As the complexity of our world increases systems thinking is emerging as a critical factor for success, and even survival. How then can people become skilled systems thinkers? The most effective learning experiences combine experience with reflection, theory with practice.
Traditionally, theory was taught in school and university, and experience was gained in life outside those walls. But in the world of complex dynamic systems such as a business, society, or ecosystem, everyday experience fails because the time horizon and scope of the systems is so vast-we never experience the majority of the effects of our decisions. And without relevant experience, theory is uninteresting to students.
The old ways of learning fail.

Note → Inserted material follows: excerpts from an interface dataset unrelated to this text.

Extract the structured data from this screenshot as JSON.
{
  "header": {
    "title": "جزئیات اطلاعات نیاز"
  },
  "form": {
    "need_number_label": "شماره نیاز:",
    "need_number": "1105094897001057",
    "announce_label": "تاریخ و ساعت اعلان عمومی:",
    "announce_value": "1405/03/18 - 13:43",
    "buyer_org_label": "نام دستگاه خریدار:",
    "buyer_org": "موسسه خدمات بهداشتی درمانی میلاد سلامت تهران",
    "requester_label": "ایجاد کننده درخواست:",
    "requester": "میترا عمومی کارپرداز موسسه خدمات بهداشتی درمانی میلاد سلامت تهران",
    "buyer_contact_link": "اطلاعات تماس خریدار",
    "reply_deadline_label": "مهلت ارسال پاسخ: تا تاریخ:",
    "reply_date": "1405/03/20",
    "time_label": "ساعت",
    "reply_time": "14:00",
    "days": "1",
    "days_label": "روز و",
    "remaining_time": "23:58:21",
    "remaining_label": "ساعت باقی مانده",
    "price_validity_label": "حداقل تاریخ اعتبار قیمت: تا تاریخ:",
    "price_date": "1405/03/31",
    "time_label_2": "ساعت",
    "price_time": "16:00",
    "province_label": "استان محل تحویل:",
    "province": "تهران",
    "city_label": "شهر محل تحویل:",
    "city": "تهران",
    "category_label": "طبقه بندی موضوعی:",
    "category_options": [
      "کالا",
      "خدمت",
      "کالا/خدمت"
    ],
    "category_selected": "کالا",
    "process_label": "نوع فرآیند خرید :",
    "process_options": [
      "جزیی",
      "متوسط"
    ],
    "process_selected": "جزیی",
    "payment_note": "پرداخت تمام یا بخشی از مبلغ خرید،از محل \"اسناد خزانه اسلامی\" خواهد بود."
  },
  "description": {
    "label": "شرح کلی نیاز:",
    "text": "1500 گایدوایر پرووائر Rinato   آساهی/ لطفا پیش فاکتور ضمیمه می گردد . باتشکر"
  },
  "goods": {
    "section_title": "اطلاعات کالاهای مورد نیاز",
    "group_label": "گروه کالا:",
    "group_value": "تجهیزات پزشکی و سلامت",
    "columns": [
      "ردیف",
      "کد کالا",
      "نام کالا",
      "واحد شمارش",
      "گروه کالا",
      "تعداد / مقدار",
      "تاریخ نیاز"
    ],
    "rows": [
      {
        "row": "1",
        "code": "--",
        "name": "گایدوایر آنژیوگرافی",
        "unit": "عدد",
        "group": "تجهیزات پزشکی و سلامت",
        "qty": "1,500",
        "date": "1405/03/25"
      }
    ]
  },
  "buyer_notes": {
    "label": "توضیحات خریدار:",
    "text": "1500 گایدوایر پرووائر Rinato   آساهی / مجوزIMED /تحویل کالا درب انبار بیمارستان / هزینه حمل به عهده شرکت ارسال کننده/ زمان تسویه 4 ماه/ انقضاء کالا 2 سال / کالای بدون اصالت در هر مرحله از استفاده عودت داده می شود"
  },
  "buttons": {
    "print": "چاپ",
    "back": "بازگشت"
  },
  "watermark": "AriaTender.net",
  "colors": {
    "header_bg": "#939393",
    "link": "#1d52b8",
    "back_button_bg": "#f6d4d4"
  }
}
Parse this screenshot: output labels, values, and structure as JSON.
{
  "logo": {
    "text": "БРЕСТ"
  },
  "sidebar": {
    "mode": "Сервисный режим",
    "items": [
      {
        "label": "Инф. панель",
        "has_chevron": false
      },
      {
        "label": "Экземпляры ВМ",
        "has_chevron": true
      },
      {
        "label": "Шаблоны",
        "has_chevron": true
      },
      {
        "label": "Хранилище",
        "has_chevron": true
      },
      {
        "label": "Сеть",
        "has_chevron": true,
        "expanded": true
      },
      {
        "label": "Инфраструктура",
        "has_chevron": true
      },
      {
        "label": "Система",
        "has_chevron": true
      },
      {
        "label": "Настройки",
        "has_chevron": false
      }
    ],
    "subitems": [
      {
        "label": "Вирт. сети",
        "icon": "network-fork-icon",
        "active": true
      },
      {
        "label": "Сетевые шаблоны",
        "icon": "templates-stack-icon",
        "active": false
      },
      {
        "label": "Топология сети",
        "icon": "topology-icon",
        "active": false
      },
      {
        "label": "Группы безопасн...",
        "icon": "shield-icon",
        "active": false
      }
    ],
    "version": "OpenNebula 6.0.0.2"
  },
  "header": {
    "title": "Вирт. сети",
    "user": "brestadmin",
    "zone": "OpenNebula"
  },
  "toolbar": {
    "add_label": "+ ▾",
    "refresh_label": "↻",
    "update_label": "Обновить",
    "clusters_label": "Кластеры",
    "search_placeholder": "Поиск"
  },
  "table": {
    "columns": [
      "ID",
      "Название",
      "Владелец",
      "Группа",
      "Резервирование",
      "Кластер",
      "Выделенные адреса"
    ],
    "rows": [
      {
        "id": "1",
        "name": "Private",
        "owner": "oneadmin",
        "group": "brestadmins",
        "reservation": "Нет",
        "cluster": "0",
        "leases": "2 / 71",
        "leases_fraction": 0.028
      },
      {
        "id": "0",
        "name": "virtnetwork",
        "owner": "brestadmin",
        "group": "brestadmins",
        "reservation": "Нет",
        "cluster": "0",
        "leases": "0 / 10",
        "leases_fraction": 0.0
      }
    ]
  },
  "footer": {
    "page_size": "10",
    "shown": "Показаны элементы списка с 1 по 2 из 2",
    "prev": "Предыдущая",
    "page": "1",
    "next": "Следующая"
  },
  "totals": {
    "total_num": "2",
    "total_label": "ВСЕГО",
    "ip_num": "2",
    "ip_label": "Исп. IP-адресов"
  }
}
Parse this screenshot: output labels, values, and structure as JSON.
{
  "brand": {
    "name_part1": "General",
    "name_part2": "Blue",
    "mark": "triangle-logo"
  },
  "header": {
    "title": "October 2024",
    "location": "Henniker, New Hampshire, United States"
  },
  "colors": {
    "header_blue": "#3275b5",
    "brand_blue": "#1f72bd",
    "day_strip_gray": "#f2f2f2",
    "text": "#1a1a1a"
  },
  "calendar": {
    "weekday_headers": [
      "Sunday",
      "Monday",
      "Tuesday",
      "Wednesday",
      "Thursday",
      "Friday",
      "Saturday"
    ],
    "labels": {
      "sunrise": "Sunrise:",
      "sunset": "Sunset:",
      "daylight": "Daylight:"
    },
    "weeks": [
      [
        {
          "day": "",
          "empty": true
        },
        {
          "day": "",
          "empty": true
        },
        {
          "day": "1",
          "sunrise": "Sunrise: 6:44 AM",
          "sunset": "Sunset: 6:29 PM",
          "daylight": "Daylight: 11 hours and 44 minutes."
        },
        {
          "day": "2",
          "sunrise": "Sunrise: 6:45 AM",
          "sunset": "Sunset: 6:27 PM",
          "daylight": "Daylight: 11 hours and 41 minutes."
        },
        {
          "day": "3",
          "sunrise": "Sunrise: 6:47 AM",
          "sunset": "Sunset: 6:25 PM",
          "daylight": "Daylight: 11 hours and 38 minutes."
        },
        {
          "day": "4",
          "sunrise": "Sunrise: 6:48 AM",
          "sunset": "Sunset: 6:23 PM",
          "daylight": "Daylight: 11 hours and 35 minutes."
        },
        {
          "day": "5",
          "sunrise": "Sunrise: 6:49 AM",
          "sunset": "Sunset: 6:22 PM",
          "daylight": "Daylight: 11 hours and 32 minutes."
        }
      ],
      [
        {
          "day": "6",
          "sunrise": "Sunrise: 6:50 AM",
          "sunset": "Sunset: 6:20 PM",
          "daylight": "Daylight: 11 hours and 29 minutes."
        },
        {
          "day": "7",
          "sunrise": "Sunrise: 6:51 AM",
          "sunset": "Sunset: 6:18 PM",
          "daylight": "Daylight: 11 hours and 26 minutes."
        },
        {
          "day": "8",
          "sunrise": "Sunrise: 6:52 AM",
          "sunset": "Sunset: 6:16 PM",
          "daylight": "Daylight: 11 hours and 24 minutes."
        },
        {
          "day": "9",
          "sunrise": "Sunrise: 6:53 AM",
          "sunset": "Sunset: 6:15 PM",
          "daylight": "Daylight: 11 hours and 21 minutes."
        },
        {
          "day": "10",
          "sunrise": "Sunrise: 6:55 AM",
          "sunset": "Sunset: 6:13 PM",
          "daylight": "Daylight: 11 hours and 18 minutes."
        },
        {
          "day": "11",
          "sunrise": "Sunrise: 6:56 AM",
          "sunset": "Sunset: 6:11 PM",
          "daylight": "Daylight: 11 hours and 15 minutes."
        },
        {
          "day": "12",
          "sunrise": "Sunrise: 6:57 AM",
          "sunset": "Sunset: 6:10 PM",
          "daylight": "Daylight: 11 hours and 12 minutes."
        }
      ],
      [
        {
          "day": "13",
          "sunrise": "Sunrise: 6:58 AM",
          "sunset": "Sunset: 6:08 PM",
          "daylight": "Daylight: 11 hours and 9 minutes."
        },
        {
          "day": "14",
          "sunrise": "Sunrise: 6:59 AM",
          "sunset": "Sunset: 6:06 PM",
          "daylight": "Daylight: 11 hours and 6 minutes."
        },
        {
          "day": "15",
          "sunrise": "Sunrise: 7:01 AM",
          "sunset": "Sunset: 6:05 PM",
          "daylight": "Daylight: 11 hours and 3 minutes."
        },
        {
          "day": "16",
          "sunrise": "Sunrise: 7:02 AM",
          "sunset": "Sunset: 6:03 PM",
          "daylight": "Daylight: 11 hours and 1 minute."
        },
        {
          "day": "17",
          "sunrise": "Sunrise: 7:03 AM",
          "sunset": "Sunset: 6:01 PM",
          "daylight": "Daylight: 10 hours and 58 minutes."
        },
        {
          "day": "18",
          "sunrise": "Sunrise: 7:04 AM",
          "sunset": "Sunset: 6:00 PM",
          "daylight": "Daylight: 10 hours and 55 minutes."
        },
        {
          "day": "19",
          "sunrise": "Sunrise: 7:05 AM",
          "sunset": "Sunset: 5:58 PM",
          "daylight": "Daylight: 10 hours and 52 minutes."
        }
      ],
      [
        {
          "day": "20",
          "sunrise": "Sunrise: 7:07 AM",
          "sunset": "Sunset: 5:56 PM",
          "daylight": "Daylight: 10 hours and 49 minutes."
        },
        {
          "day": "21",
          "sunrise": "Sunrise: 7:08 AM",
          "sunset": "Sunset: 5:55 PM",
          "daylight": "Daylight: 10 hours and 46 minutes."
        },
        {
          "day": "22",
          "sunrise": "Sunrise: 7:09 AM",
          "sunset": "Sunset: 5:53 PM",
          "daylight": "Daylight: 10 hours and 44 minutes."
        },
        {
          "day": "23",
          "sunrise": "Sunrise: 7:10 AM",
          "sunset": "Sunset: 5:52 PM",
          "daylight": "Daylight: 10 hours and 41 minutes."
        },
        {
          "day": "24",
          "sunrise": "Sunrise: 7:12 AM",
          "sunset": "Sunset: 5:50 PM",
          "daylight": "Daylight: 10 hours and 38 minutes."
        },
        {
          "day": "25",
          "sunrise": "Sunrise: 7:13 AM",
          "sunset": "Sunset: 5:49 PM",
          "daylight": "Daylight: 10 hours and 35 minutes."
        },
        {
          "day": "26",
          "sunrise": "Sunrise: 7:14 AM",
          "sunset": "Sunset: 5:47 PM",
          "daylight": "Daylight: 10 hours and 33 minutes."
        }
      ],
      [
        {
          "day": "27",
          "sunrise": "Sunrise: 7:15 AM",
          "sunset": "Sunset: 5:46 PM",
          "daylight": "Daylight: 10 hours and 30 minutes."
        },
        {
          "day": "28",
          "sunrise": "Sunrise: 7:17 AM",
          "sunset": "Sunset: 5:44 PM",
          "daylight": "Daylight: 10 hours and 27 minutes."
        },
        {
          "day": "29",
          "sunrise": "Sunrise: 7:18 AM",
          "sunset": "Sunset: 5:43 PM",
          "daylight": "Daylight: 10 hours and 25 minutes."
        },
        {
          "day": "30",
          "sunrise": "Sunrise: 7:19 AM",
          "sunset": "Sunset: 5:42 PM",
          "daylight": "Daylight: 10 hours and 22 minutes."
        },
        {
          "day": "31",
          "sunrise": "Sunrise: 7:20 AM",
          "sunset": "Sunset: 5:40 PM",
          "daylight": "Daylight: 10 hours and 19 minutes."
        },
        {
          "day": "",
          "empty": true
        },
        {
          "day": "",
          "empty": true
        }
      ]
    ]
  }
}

When experiments in the real world are impossible, simulation becomes the main way we can learn effectively about the dynamics of complex systems. For this reason I'm pleased to introduce Juan Martin Garcia's book 'Theory and Practical Exercises of System Dynamics'. Juan combines theory and practice, experience and opportunities for reflection, so that newcomers to the field can learn for themselves how complex dynamic systems work. The examples span a range of important economic and social issues, from the aging of the population in developed economies to the course of contagious diseases to the accumulation of pollutants in the environment; everyone will find some examples here of direct personal interest.
The modeling exercises guide the learner through the process of building a working simulation; students will not only learn about the issues addressed, and in the use of state of the art simulation software, but will develop skill in the modeling process.
Juan has written a delightful first introduction to the field of system dynamics and complexity, and provides a much-needed addition to the literature available.
John D. Sterman